Forty-two snake, including 10 that were venomous, and one alligator were inside Blaine Eaton’s vehicle when it flipped.

Devine’s well known herpetologist Blaine Eaton and his 9-year-old grandson Curtis Kuykendall, are recuperating after being involved in a serious roll over caused by a blowout on IH 35 North near Kinney Road last Thursday, June 29, 2017. They were in a Mitsubishi Montero Sport on the way to a lecture in SA with 42 of their animals (31 non poisonous snakes, 10 venomous and one small alligator) all in separate display cages. All of the snakes have been accounted for expect one cottonmouth snake which is native to the local area. The alligator was loose but found by a Parks and Wildlife Representative.
Eaton is still in SAMC in intensive care as of press time Monday. According to his daughter Kim Kuyendall, “My dad has at least a 4 to 6 month recovery or more due to 8 broken ribs, a broken sternum, broken clavicle and shoulder, and he is being treated for fluid on his lungs. He remembered the blowout and thought he was off the road safely on the shoulder but the entire tread had come off and the tire wrapped under the vehicle, which then flipped as they went down the incline, rolled twice and landed on the access road upside down.”
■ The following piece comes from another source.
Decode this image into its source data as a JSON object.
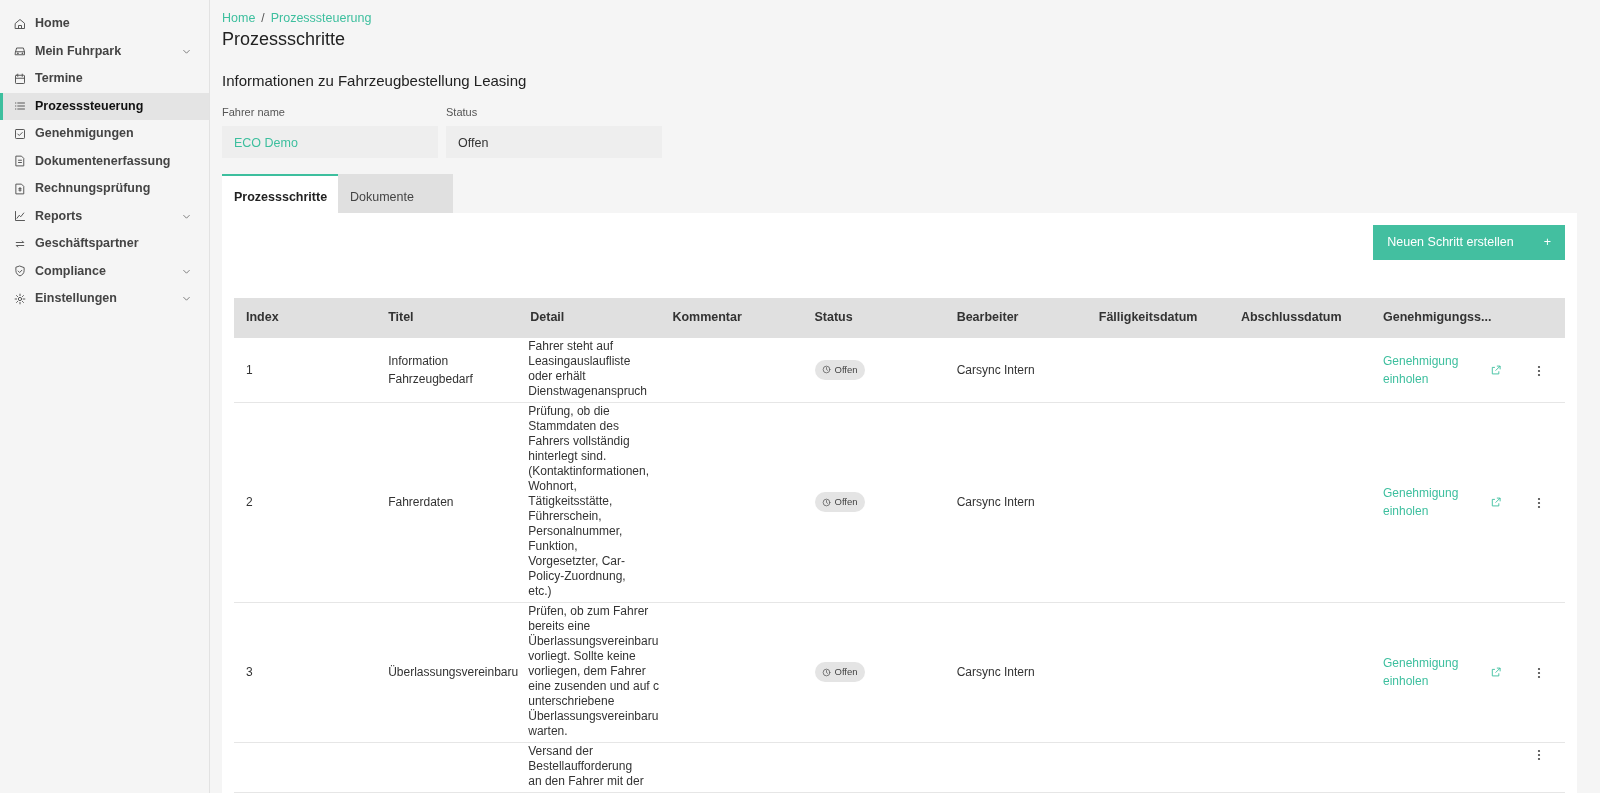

His grandson Curtis was treated and released that evening from SAMC with a fractured hand, injured foot, a concussion and lots of scrapes and bruises according to his mother Kim Kuyendall.
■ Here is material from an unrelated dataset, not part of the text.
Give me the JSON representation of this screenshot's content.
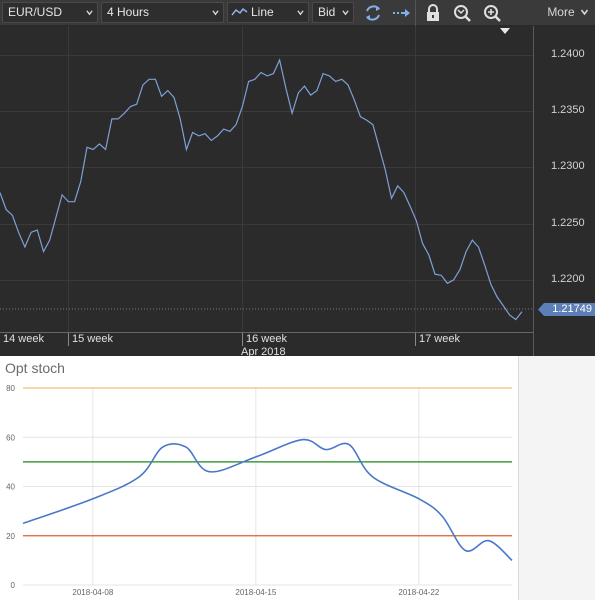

“He is a very brave young man. I have gotten lots of compliments from the rescue workers and volunteers on scene about how helpful he was in identifying all the snakes, if they were venomous, and helping get them safely back into cages,” Kuyendall said. “He loves helping his Papa do lectures and traveling around the state with him educating people. In fact just last week Curtis and Papa spent 5 days in Sanderson, Texas at Sanderson Snake Days which is a huge festival that draws people from all over the world, such as England and Africa etc. They got home Tuesday, and the wreck was Thursday. Curtis wouldn’t leave the hospital until he got to see his Papa in person. It was a very busy hospital as the SA police officers that got shot were in the same ER as well.”
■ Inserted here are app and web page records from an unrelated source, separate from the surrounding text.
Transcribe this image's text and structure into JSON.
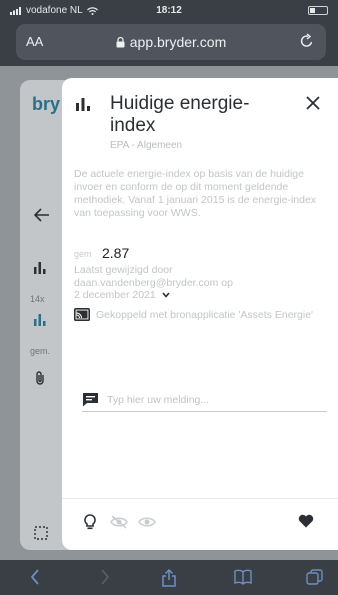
{
  "status_bar": {
    "carrier": "vodafone NL",
    "time": "18:12"
  },
  "browser": {
    "aa_label": "AA",
    "url": "app.bryder.com"
  },
  "background_page": {
    "logo_text": "bry",
    "label_14x": "14x",
    "label_gem": "gem."
  },
  "modal": {
    "title": "Huidige energie-index",
    "subtitle": "EPA - Algemeen",
    "description": "De actuele energie-index op basis van de huidige invoer en conform de op dit moment geldende methodiek. Vanaf 1 januari 2015 is de energie-index van toepassing voor WWS.",
    "value_label": "gem",
    "value": "2.87",
    "changed_by_text": "Laatst gewijzigd door daan.vandenberg@bryder.com op",
    "changed_date": "2 december 2021",
    "linked_text": "Gekoppeld met bronapplicatie 'Assets Energie'",
    "note_placeholder": "Typ hier uw melding..."
  },
  "colors": {
    "accent": "#2b6f86",
    "overlay": "#8f9499",
    "modal_bg": "#ffffff"
  }
}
“The first people to stop after the wreck helped Curtis out of the vehicle. Art Terrazos’ dad actually was in front of them and saw the wreck, and turned around to come back and help. He, with help, was able to get Curtis out of the seat he was in right behind my dad. Dad was trapped in driver’s seat and rescue workers had to help get him out.”
As they approached Curtis, he was holding his 2.5 foot Indigo snake, his favorite pet. It appears the Indigo was in an aquarium in the seat next to Curtis and somehow it slid into his lap during the first rollover, which they believe helped pin Curtis in place safely, then the aquarium broke on the second roll over. It is his favorite snake which he has always considered his ‘Spirit Animal’, she said. How appropriate that it would help keep him from further injury, not only by keeping him in place, but by protecting him as when they went to get Curtis out of the vehicle. There was a rattlesnake sitting about a foot from him and they believe he sensed the Indigo snake (which loves to eat rattlesnakes) and didn’t bother Curtis.
According to Kuykendall all 42 animals are accounted for. Only 10 were venomous, 7 of those were recovered, 2 died (a pigmy rattlesnake and a copperhead), and only one got away a native cottonmouth snake. All the snakes were eventually returned home to their cages at Eaton’s home in Devine. Friends of Mr. Eaton who are also herpetologists came to the scene to help (Adam Martinez, Eric from the Snake Farm, and Pete) and show the permits Mr. Eaton has to return the snakes home from the Parks and Wildlife Department. The Indigo and the alligator are two that require permits of their own to own and transport.
Others helping at the scene on IH 35 near Kinney Road included Lytle Fire, Somerset Fire, Bexar County SO, DPS, Lytle PD and Animal Control, and many others.
The ESD crew hopes to soon present Curtis with a Heroism Award for his bravery and help after the traumatic accident. Even though he was injured, he helped emergency crews identify and catch the animals that had gotten loose in the wreck….making it safer for volunteers who wouldn’t necessarily know which snakes were venomous or how to catch them.
By KK Calame